[TASK OBJECTIVE]: Every record is to be printed exactly as it appears.
==========
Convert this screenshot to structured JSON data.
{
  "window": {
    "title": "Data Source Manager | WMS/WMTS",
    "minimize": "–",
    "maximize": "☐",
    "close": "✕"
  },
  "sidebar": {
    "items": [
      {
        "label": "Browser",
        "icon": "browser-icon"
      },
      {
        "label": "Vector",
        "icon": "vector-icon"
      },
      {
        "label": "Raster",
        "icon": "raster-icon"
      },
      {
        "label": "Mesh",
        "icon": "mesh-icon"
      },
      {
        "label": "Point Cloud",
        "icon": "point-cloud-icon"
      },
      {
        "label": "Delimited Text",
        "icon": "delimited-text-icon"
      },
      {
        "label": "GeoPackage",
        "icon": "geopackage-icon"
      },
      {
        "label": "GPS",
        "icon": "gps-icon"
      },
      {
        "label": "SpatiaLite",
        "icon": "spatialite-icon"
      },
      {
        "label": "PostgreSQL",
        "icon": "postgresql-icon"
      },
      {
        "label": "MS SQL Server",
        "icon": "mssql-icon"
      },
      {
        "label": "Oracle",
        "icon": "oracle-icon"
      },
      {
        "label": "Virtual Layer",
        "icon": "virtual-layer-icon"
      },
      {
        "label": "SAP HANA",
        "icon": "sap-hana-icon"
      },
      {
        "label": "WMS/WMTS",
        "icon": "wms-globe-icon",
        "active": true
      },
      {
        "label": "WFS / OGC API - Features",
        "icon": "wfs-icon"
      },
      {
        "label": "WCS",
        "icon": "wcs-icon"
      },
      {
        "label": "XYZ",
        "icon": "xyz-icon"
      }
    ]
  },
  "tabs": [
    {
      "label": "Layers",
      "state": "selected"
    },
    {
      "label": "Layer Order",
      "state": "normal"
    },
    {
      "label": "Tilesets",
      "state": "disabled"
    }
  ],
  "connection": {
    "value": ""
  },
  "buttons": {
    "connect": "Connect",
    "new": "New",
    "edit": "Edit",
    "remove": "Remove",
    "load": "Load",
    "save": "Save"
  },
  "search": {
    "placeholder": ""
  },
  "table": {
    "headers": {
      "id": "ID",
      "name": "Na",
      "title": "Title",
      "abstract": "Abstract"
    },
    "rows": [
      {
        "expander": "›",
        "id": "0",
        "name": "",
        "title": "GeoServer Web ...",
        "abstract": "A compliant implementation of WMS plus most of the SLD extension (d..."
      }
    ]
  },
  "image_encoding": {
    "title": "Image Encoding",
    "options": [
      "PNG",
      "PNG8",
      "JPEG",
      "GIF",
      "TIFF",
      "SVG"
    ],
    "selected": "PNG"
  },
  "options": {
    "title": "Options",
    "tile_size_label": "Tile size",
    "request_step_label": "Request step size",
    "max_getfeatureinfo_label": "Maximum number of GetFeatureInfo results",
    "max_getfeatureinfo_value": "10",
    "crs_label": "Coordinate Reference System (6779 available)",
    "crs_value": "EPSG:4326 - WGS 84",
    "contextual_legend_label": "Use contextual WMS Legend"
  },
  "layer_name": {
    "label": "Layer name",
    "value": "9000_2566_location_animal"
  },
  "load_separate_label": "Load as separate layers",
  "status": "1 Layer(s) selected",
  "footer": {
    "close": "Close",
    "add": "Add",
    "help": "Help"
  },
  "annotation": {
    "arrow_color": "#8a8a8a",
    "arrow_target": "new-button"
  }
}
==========
[YOUR SOLUTION]:
Convert this screenshot to structured JSON data.
{
  "window": {
    "title": "Data Source Manager | WMS/WMTS",
    "minimize": "–",
    "maximize": "☐",
    "close": "✕"
  },
  "sidebar": {
    "items": [
      {
        "label": "Browser",
        "icon": "browser-icon"
      },
      {
        "label": "Vector",
        "icon": "vector-icon"
      },
      {
        "label": "Raster",
        "icon": "raster-icon"
      },
      {
        "label": "Mesh",
        "icon": "mesh-icon"
      },
      {
        "label": "Point Cloud",
        "icon": "point-cloud-icon"
      },
      {
        "label": "Delimited Text",
        "icon": "delimited-text-icon"
      },
      {
        "label": "GeoPackage",
        "icon": "geopackage-icon"
      },
      {
        "label": "GPS",
        "icon": "gps-icon"
      },
      {
        "label": "SpatiaLite",
        "icon": "spatialite-icon"
      },
      {
        "label": "PostgreSQL",
        "icon": "postgresql-icon"
      },
      {
        "label": "MS SQL Server",
        "icon": "mssql-icon"
      },
      {
        "label": "Oracle",
        "icon": "oracle-icon"
      },
      {
        "label": "Virtual Layer",
        "icon": "virtual-layer-icon"
      },
      {
        "label": "SAP HANA",
        "icon": "sap-hana-icon"
      },
      {
        "label": "WMS/WMTS",
        "icon": "wms-globe-icon",
        "active": true
      },
      {
        "label": "WFS / OGC API - Features",
        "icon": "wfs-icon"
      },
      {
        "label": "WCS",
        "icon": "wcs-icon"
      },
      {
        "label": "XYZ",
        "icon": "xyz-icon"
      }
    ]
  },
  "tabs": [
    {
      "label": "Layers",
      "state": "selected"
    },
    {
      "label": "Layer Order",
      "state": "normal"
    },
    {
      "label": "Tilesets",
      "state": "disabled"
    }
  ],
  "connection": {
    "value": ""
  },
  "buttons": {
    "connect": "Connect",
    "new": "New",
    "edit": "Edit",
    "remove": "Remove",
    "load": "Load",
    "save": "Save"
  },
  "search": {
    "placeholder": ""
  },
  "table": {
    "headers": {
      "id": "ID",
      "name": "Na",
      "title": "Title",
      "abstract": "Abstract"
    },
    "rows": [
      {
        "expander": "›",
        "id": "0",
        "name": "",
        "title": "GeoServer Web ...",
        "abstract": "A compliant implementation of WMS plus most of the SLD extension (d..."
      }
    ]
  },
  "image_encoding": {
    "title": "Image Encoding",
    "options": [
      "PNG",
      "PNG8",
      "JPEG",
      "GIF",
      "TIFF",
      "SVG"
    ],
    "selected": "PNG"
  },
  "options": {
    "title": "Options",
    "tile_size_label": "Tile size",
    "request_step_label": "Request step size",
    "max_getfeatureinfo_label": "Maximum number of GetFeatureInfo results",
    "max_getfeatureinfo_value": "10",
    "crs_label": "Coordinate Reference System (6779 available)",
    "crs_value": "EPSG:4326 - WGS 84",
    "contextual_legend_label": "Use contextual WMS Legend"
  },
  "layer_name": {
    "label": "Layer name",
    "value": "9000_2566_location_animal"
  },
  "load_separate_label": "Load as separate layers",
  "status": "1 Layer(s) selected",
  "footer": {
    "close": "Close",
    "add": "Add",
    "help": "Help"
  },
  "annotation": {
    "arrow_color": "#8a8a8a",
    "arrow_target": "new-button"
  }
}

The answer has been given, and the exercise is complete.